Watching, Tracking Commuters

Watching, Tracking Commuters

American Legion Bridge study could be first step to a Techway study.

Chances are, drivers who commute between Virginia and Maryland across the American Legion Bridge every day had their license plates photographed at least once during the last two weeks of October.

Some fear that this is a first step toward building a new bridge across the Potomac.

The photographs are part of a transportation study conducted jointly by the Virginia and the Maryland departments of transportation, trying to determine the commuting patterns of the 200,000 people who cross the bridge every day.

With the study, transportation officials hope to be able to offer some solutions to the bridge's gridlock, said Tom Farley, VDOT's Northern Virginia administrator.

"Everybody's been talking theory with regard to the movement back and forth across the river," he said. "This is a way to talk about facts."

One of Potomac’s State Delegates, Jean Cryor (R-15), dosen’t think it will present many facts to talk about.

She points out that the study will not differentiate between people making a daily commute, or just going on a one-time shopping trip.

“All it will tell us is how many cars were on the bridge that day and what county they were in,” Cryor said.

Cameras mounted at strategic points near the bridge, along the Beltway, I-66, the Dulles Toll Road and I-270 in Maryland will snap photos of license plates, which will be sent to state departments of motor vehicles to learn the zip codes of registered owners. The study will cost Virginia $123,000.

When the study was proposed Maryland Department of Transportation officials stated that they would not be contributing funding to the project.

VDOT officials expect to produce a report early next year.

When the study was first discussed this spring, officials had talked about sending short questionnaires to the vehicles' owners but that idea was dropped because of privacy concerns, said Farley.

The zip codes will tell officials where the commuters who cross the bridge live. With that information, planners can start devising solutions to make the commute easier, said Farley.

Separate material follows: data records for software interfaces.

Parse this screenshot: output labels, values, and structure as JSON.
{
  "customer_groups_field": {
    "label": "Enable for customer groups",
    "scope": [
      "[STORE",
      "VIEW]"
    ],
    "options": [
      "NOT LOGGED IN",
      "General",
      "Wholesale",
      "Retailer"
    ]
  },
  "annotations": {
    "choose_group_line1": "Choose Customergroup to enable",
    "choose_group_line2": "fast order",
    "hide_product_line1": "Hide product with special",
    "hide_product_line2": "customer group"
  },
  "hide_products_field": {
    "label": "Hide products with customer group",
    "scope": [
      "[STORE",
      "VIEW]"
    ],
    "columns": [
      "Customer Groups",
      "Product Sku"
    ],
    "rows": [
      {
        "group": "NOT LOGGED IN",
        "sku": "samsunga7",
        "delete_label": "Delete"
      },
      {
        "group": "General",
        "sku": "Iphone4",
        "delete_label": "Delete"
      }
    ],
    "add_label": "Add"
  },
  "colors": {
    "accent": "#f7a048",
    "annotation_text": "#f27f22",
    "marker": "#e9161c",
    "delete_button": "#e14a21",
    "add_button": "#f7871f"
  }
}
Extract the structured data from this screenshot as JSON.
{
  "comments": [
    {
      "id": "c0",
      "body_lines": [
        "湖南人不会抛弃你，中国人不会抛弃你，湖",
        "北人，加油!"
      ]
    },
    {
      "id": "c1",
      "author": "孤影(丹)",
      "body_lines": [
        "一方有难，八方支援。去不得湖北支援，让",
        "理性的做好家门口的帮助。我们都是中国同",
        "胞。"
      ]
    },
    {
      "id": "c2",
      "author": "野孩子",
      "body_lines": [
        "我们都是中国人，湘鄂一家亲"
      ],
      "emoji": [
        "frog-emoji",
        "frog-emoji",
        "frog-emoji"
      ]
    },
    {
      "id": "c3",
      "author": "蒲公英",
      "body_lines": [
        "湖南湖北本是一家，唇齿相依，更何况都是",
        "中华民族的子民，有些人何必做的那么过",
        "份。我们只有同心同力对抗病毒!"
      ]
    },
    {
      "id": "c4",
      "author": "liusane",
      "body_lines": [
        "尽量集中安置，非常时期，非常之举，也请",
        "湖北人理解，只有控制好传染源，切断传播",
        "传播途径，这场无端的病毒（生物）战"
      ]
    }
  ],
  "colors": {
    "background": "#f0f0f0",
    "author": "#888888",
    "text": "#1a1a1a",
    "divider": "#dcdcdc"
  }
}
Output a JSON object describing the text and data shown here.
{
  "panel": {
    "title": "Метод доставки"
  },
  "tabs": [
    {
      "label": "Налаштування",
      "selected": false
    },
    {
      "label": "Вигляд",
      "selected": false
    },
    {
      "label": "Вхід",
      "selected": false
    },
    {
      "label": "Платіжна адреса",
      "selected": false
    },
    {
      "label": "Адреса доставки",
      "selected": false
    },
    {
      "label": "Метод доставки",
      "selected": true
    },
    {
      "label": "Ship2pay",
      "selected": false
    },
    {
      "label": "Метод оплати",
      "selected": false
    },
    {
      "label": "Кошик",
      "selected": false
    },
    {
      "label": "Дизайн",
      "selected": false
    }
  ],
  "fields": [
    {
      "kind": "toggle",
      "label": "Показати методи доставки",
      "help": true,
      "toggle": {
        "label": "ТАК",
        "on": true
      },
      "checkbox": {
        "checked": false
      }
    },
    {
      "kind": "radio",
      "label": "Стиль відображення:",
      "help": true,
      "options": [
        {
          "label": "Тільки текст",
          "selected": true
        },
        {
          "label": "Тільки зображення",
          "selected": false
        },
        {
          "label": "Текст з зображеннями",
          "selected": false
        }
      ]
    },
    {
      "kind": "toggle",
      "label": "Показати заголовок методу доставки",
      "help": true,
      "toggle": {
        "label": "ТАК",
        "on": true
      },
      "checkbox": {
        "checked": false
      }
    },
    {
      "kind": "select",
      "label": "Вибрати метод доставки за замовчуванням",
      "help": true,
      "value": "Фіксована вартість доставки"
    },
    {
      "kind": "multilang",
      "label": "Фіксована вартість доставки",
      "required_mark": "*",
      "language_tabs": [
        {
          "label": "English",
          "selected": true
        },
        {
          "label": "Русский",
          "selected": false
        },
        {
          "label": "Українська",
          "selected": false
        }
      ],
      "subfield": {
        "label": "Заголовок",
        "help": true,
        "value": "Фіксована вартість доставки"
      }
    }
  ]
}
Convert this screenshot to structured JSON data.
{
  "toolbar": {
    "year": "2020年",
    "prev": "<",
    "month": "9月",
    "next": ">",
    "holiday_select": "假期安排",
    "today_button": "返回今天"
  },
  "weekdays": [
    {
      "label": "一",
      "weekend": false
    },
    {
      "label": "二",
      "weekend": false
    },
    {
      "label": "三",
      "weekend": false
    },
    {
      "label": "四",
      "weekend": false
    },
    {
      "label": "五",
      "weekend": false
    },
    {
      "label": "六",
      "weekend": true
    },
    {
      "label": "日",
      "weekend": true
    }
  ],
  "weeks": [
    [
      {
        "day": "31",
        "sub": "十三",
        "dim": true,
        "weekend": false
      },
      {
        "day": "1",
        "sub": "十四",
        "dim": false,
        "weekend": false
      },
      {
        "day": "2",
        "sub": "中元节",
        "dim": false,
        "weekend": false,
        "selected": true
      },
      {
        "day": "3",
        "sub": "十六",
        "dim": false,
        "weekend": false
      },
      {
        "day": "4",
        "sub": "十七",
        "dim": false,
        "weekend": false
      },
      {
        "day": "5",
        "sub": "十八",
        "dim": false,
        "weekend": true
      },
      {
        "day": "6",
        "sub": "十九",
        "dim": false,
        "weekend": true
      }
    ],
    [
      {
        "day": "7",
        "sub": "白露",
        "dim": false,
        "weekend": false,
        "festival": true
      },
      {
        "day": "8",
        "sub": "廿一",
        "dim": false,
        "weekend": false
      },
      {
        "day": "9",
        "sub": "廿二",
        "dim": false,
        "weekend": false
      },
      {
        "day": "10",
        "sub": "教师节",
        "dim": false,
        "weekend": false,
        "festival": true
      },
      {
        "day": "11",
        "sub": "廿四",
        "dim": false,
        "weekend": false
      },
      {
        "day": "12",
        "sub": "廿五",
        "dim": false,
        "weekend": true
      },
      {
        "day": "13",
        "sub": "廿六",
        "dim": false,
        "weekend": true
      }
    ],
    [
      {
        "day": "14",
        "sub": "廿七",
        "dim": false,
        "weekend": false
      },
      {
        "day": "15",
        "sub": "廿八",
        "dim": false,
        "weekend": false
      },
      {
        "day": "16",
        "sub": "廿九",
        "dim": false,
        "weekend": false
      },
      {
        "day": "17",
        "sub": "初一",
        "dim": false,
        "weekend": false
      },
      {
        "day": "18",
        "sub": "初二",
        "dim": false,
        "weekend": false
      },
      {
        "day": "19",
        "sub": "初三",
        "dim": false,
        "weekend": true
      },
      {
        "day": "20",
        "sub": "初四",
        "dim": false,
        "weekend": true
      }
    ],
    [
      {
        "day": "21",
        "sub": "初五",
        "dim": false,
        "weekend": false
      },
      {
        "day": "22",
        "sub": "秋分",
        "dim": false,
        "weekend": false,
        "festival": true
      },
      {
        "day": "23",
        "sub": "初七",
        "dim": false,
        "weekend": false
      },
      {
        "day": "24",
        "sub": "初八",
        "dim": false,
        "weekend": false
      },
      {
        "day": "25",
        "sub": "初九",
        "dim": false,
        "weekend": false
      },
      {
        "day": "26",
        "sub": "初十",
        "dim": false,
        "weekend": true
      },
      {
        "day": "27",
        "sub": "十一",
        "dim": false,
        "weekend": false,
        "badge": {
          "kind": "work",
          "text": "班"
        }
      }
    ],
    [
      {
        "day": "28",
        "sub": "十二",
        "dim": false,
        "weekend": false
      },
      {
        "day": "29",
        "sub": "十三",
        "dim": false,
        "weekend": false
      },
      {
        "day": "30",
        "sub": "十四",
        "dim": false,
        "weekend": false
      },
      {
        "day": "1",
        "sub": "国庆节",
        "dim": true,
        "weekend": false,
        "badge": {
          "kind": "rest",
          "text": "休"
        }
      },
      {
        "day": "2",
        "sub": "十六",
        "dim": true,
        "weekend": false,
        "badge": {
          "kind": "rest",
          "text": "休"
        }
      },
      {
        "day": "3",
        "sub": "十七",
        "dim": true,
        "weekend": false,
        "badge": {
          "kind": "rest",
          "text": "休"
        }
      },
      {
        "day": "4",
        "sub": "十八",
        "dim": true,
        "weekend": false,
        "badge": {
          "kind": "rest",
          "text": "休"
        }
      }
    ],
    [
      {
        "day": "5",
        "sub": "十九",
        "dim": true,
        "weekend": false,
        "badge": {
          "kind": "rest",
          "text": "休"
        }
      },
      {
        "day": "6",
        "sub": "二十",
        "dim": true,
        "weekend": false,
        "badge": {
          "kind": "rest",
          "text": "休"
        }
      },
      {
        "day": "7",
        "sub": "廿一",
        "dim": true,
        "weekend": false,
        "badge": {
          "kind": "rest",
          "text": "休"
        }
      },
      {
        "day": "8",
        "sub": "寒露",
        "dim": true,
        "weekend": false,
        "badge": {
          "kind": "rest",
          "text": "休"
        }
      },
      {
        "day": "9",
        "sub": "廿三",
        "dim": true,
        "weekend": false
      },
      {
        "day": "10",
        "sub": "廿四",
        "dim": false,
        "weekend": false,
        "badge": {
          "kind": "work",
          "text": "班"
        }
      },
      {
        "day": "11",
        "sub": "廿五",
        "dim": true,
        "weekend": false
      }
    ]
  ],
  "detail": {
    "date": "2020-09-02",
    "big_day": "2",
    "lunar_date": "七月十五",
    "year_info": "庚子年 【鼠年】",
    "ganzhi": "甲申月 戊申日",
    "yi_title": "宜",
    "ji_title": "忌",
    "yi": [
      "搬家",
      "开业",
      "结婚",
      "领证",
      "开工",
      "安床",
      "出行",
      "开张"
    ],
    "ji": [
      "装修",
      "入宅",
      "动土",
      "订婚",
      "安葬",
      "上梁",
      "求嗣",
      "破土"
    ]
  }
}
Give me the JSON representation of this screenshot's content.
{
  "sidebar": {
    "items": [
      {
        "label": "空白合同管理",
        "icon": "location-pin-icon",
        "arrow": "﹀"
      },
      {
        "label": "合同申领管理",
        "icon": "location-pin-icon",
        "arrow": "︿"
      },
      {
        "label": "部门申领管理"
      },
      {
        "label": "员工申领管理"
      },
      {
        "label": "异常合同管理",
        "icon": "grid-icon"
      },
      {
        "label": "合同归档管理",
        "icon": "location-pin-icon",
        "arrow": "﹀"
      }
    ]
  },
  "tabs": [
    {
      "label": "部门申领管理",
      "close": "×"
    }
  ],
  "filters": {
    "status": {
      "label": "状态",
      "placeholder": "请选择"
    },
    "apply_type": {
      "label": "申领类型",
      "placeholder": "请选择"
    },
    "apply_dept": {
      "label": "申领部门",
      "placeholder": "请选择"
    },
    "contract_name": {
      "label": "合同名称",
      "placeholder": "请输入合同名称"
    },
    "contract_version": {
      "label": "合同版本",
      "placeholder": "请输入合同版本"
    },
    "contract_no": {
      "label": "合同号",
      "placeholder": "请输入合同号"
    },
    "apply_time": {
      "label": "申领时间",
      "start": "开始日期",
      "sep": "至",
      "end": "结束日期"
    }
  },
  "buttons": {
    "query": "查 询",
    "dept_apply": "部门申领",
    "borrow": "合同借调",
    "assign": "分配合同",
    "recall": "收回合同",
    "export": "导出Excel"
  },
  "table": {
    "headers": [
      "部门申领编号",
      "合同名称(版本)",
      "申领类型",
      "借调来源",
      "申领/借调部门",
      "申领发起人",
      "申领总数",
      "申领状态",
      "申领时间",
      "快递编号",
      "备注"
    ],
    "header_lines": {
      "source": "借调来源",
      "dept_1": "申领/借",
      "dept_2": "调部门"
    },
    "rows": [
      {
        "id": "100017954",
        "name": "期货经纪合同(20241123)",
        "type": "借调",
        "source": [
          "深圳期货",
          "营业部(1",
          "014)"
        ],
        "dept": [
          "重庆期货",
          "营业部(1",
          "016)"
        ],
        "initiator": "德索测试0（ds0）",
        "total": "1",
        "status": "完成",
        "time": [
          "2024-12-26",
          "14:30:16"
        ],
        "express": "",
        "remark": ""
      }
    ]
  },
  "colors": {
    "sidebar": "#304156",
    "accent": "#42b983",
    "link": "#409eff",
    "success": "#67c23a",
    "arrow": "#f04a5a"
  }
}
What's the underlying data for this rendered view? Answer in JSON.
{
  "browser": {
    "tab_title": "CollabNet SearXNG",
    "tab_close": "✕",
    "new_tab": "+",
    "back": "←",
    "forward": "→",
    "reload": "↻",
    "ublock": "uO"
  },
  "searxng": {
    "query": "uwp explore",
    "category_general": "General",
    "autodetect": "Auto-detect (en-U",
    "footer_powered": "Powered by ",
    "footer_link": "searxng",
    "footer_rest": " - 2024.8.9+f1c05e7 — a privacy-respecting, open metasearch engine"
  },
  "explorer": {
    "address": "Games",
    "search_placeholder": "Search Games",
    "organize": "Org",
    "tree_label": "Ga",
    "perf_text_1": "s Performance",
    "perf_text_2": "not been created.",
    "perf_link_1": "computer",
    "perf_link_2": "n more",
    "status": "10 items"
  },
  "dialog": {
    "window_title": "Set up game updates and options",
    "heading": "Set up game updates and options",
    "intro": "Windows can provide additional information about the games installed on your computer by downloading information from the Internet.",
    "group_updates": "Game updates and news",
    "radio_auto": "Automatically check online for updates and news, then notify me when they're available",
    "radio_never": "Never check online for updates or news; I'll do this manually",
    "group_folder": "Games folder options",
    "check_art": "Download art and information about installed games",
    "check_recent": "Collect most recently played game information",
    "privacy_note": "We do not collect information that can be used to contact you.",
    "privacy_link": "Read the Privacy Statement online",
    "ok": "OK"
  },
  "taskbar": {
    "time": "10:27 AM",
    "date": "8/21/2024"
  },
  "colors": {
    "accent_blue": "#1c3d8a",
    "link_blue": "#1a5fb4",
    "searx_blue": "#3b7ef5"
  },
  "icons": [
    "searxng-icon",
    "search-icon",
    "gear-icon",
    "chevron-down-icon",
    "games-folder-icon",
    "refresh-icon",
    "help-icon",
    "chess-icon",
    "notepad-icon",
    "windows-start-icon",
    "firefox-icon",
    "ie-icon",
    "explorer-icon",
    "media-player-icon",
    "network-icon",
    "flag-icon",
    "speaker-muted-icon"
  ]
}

Cryor rejects his idea. “We’ll know nothing from it that we wouldn’t have known if you just stood there and counted cars,” she said.

They hope to learn "whether or not there's any merit to considering another crossing or if in fact there are ways to fill that … need perhaps by public transportation as opposed to considering building a new northern crossing first."

"It could be, again, something as simple as additional bus service," he added. "It could be again some kind of rail system, whether it be light or heavy rail."

Cryor thinks another option is on the table for this study. “I do hear [the idea of] trying to widen the Beltway,” she said.

ENVIRONMENTALISTS, who have been fighting proposals to build a new bridge over the Potomac, aren't convinced. To them, the study is a bridge study in disguise.

"We consider this the first step towards additional studies of bridge crossings," said Stewart Schwartz, executive director of the Coalition for Smarter Growth. "They're simply trying to avoid lines on a map to avoid concerning the public."

U.S. Rep. Frank Wolf (R-Va.) called off a federal study before it was completed in May, 2001, after maps and aerial photos generated by the study showed that possible locations for new Potomac River crossing and connecting highways would pass through established neighborhoods, requiring the demolition of many homes. Hundreds of homeowners turned out at meetings to protest the proposals.

Possible routes for a new crossing at the time would have connected to the Fairfax County Parkway or Route 28.

It may be that the study will ultimately lead VDOT to recommend more transit options rather than a new bridge, Schwartz said, but he thinks it is more likely that it will be used to renew proposals for a new bridge crossing between Northern Virginia and Montgomery County.

<1b>Ari Cetron contributed to the article